DATASET EXCERPTS —
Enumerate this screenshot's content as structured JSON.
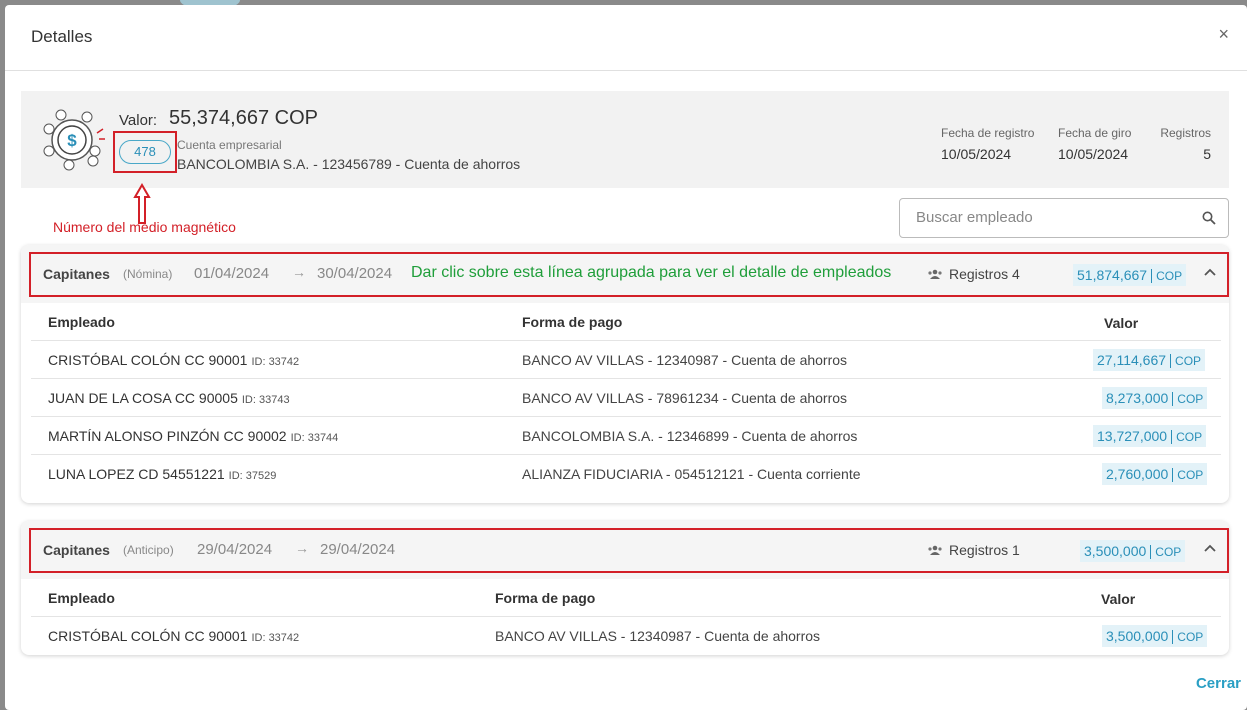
{
  "modal": {
    "title": "Detalles",
    "close_glyph": "×",
    "footer_button": "Cerrar"
  },
  "summary": {
    "valor_label": "Valor:",
    "valor_amount": "55,374,667 COP",
    "medio_number": "478",
    "cuenta_label": "Cuenta empresarial",
    "cuenta_value": "BANCOLOMBIA S.A. - 123456789 - Cuenta de ahorros",
    "fecha_registro_label": "Fecha de registro",
    "fecha_registro": "10/05/2024",
    "fecha_giro_label": "Fecha de giro",
    "fecha_giro": "10/05/2024",
    "registros_label": "Registros",
    "registros": "5",
    "icon": "money-coins-icon"
  },
  "annotations": {
    "medio": "Número del medio magnético",
    "grupo": "Dar clic sobre esta línea agrupada para ver el detalle de empleados"
  },
  "search": {
    "placeholder": "Buscar empleado",
    "icon": "search-icon"
  },
  "table_headers": {
    "empleado": "Empleado",
    "forma_pago": "Forma de pago",
    "valor": "Valor"
  },
  "groups": [
    {
      "title": "Capitanes",
      "type": "(Nómina)",
      "date_from": "01/04/2024",
      "arrow": "→",
      "date_to": "30/04/2024",
      "registros": "Registros 4",
      "amount": "51,874,667",
      "currency": "COP",
      "rows": [
        {
          "name": "CRISTÓBAL COLÓN CC 90001",
          "id": "ID: 33742",
          "payment": "BANCO AV VILLAS - 12340987 - Cuenta de ahorros",
          "amount": "27,114,667",
          "currency": "COP"
        },
        {
          "name": "JUAN DE LA COSA CC 90005",
          "id": "ID: 33743",
          "payment": "BANCO AV VILLAS - 78961234 - Cuenta de ahorros",
          "amount": "8,273,000",
          "currency": "COP"
        },
        {
          "name": "MARTÍN ALONSO PINZÓN CC 90002",
          "id": "ID: 33744",
          "payment": "BANCOLOMBIA S.A. - 12346899 - Cuenta de ahorros",
          "amount": "13,727,000",
          "currency": "COP"
        },
        {
          "name": "LUNA LOPEZ CD 54551221",
          "id": "ID: 37529",
          "payment": "ALIANZA FIDUCIARIA - 054512121 - Cuenta corriente",
          "amount": "2,760,000",
          "currency": "COP"
        }
      ]
    },
    {
      "title": "Capitanes",
      "type": "(Anticipo)",
      "date_from": "29/04/2024",
      "arrow": "→",
      "date_to": "29/04/2024",
      "registros": "Registros 1",
      "amount": "3,500,000",
      "currency": "COP",
      "rows": [
        {
          "name": "CRISTÓBAL COLÓN CC 90001",
          "id": "ID: 33742",
          "payment": "BANCO AV VILLAS - 12340987 - Cuenta de ahorros",
          "amount": "3,500,000",
          "currency": "COP"
        }
      ]
    }
  ],
  "colors": {
    "accent": "#2a8fb8",
    "annotation_red": "#d32028",
    "annotation_green": "#1f9e3a",
    "amount_bg": "#e3f2f8"
  }
}
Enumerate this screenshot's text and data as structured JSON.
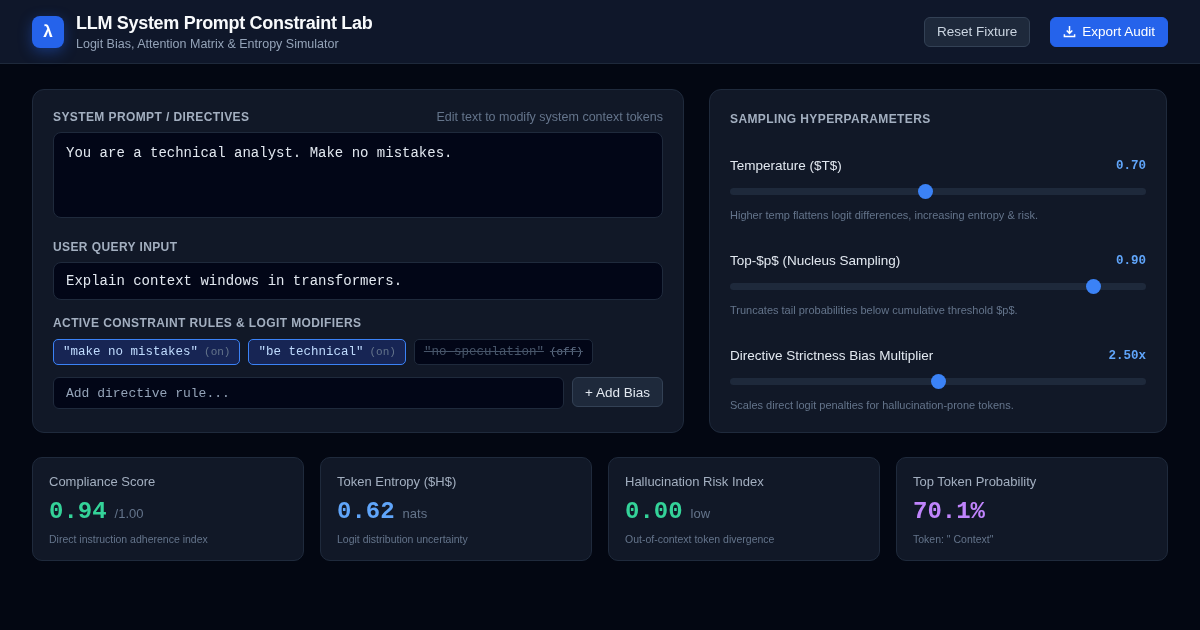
{
  "header": {
    "logo": "λ",
    "title": "LLM System Prompt Constraint Lab",
    "subtitle": "Logit Bias, Attention Matrix & Entropy Simulator",
    "buttons": [
      {
        "label": "Reset Fixture",
        "kind": "secondary"
      },
      {
        "label": "Export Audit",
        "kind": "primary"
      }
    ]
  },
  "prompt_panel": {
    "system_label": "SYSTEM PROMPT / DIRECTIVES",
    "system_hint": "Edit text to modify system context tokens",
    "system_value": "You are a technical analyst. Make no mistakes.",
    "query_label": "USER QUERY INPUT",
    "query_value": "Explain context windows in transformers.",
    "rules_label": "ACTIVE CONSTRAINT RULES & LOGIT MODIFIERS",
    "rules": [
      {
        "text": "\"make no mistakes\"",
        "state": "(on)",
        "on": true
      },
      {
        "text": "\"be technical\"",
        "state": "(on)",
        "on": true
      },
      {
        "text": "\"no speculation\"",
        "state": "(off)",
        "on": false
      }
    ],
    "rule_input": {
      "placeholder": "Add directive rule..."
    },
    "add_button": "+ Add Bias"
  },
  "sampling_panel": {
    "title": "SAMPLING HYPERPARAMETERS",
    "sliders": [
      {
        "label": "Temperature ($T$)",
        "reading": "0.70",
        "level": 0.47,
        "hint": "Higher temp flattens logit differences, increasing entropy & risk."
      },
      {
        "label": "Top-$p$ (Nucleus Sampling)",
        "reading": "0.90",
        "level": 0.873,
        "hint": "Truncates tail probabilities below cumulative threshold $p$."
      },
      {
        "label": "Directive Strictness Bias Multiplier",
        "reading": "2.50x",
        "level": 0.5,
        "hint": "Scales direct logit penalties for hallucination-prone tokens."
      }
    ]
  },
  "metrics": [
    {
      "label": "Compliance Score",
      "value": "0.94",
      "unit": "/1.00",
      "description": "Direct instruction adherence index",
      "color": "#34d399"
    },
    {
      "label": "Token Entropy ($H$)",
      "value": "0.62",
      "unit": "nats",
      "description": "Logit distribution uncertainty",
      "color": "#60a5fa"
    },
    {
      "label": "Hallucination Risk Index",
      "value": "0.00",
      "unit": "low",
      "description": "Out-of-context token divergence",
      "color": "#34d399"
    },
    {
      "label": "Top Token Probability",
      "value": "70.1%",
      "description": "Token: \" Context\"",
      "color": "#c084fc"
    }
  ]
}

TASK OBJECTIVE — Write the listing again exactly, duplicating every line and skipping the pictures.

ANSWER SECTION —
Enumerate this screenshot's content as structured JSON.
{
  "modal": {
    "title": "Detalles",
    "close_glyph": "×",
    "footer_button": "Cerrar"
  },
  "summary": {
    "valor_label": "Valor:",
    "valor_amount": "55,374,667 COP",
    "medio_number": "478",
    "cuenta_label": "Cuenta empresarial",
    "cuenta_value": "BANCOLOMBIA S.A. - 123456789 - Cuenta de ahorros",
    "fecha_registro_label": "Fecha de registro",
    "fecha_registro": "10/05/2024",
    "fecha_giro_label": "Fecha de giro",
    "fecha_giro": "10/05/2024",
    "registros_label": "Registros",
    "registros": "5",
    "icon": "money-coins-icon"
  },
  "annotations": {
    "medio": "Número del medio magnético",
    "grupo": "Dar clic sobre esta línea agrupada para ver el detalle de empleados"
  },
  "search": {
    "placeholder": "Buscar empleado",
    "icon": "search-icon"
  },
  "table_headers": {
    "empleado": "Empleado",
    "forma_pago": "Forma de pago",
    "valor": "Valor"
  },
  "groups": [
    {
      "title": "Capitanes",
      "type": "(Nómina)",
      "date_from": "01/04/2024",
      "arrow": "→",
      "date_to": "30/04/2024",
      "registros": "Registros 4",
      "amount": "51,874,667",
      "currency": "COP",
      "rows": [
        {
          "name": "CRISTÓBAL COLÓN CC 90001",
          "id": "ID: 33742",
          "payment": "BANCO AV VILLAS - 12340987 - Cuenta de ahorros",
          "amount": "27,114,667",
          "currency": "COP"
        },
        {
          "name": "JUAN DE LA COSA CC 90005",
          "id": "ID: 33743",
          "payment": "BANCO AV VILLAS - 78961234 - Cuenta de ahorros",
          "amount": "8,273,000",
          "currency": "COP"
        },
        {
          "name": "MARTÍN ALONSO PINZÓN CC 90002",
          "id": "ID: 33744",
          "payment": "BANCOLOMBIA S.A. - 12346899 - Cuenta de ahorros",
          "amount": "13,727,000",
          "currency": "COP"
        },
        {
          "name": "LUNA LOPEZ CD 54551221",
          "id": "ID: 37529",
          "payment": "ALIANZA FIDUCIARIA - 054512121 - Cuenta corriente",
          "amount": "2,760,000",
          "currency": "COP"
        }
      ]
    },
    {
      "title": "Capitanes",
      "type": "(Anticipo)",
      "date_from": "29/04/2024",
      "arrow": "→",
      "date_to": "29/04/2024",
      "registros": "Registros 1",
      "amount": "3,500,000",
      "currency": "COP",
      "rows": [
        {
          "name": "CRISTÓBAL COLÓN CC 90001",
          "id": "ID: 33742",
          "payment": "BANCO AV VILLAS - 12340987 - Cuenta de ahorros",
          "amount": "3,500,000",
          "currency": "COP"
        }
      ]
    }
  ],
  "colors": {
    "accent": "#2a8fb8",
    "annotation_red": "#d32028",
    "annotation_green": "#1f9e3a",
    "amount_bg": "#e3f2f8"
  }
}
Enumerate this screenshot's text and data as structured JSON.
{
  "header": {
    "logo": "λ",
    "title": "LLM System Prompt Constraint Lab",
    "subtitle": "Logit Bias, Attention Matrix & Entropy Simulator",
    "buttons": [
      {
        "label": "Reset Fixture",
        "kind": "secondary"
      },
      {
        "label": "Export Audit",
        "kind": "primary"
      }
    ]
  },
  "prompt_panel": {
    "system_label": "SYSTEM PROMPT / DIRECTIVES",
    "system_hint": "Edit text to modify system context tokens",
    "system_value": "You are a technical analyst. Make no mistakes.",
    "query_label": "USER QUERY INPUT",
    "query_value": "Explain context windows in transformers.",
    "rules_label": "ACTIVE CONSTRAINT RULES & LOGIT MODIFIERS",
    "rules": [
      {
        "text": "\"make no mistakes\"",
        "state": "(on)",
        "on": true
      },
      {
        "text": "\"be technical\"",
        "state": "(on)",
        "on": true
      },
      {
        "text": "\"no speculation\"",
        "state": "(off)",
        "on": false
      }
    ],
    "rule_input": {
      "placeholder": "Add directive rule..."
    },
    "add_button": "+ Add Bias"
  },
  "sampling_panel": {
    "title": "SAMPLING HYPERPARAMETERS",
    "sliders": [
      {
        "label": "Temperature ($T$)",
        "reading": "0.70",
        "level": 0.47,
        "hint": "Higher temp flattens logit differences, increasing entropy & risk."
      },
      {
        "label": "Top-$p$ (Nucleus Sampling)",
        "reading": "0.90",
        "level": 0.873,
        "hint": "Truncates tail probabilities below cumulative threshold $p$."
      },
      {
        "label": "Directive Strictness Bias Multiplier",
        "reading": "2.50x",
        "level": 0.5,
        "hint": "Scales direct logit penalties for hallucination-prone tokens."
      }
    ]
  },
  "metrics": [
    {
      "label": "Compliance Score",
      "value": "0.94",
      "unit": "/1.00",
      "description": "Direct instruction adherence index",
      "color": "#34d399"
    },
    {
      "label": "Token Entropy ($H$)",
      "value": "0.62",
      "unit": "nats",
      "description": "Logit distribution uncertainty",
      "color": "#60a5fa"
    },
    {
      "label": "Hallucination Risk Index",
      "value": "0.00",
      "unit": "low",
      "description": "Out-of-context token divergence",
      "color": "#34d399"
    },
    {
      "label": "Top Token Probability",
      "value": "70.1%",
      "description": "Token: \" Context\"",
      "color": "#c084fc"
    }
  ]
}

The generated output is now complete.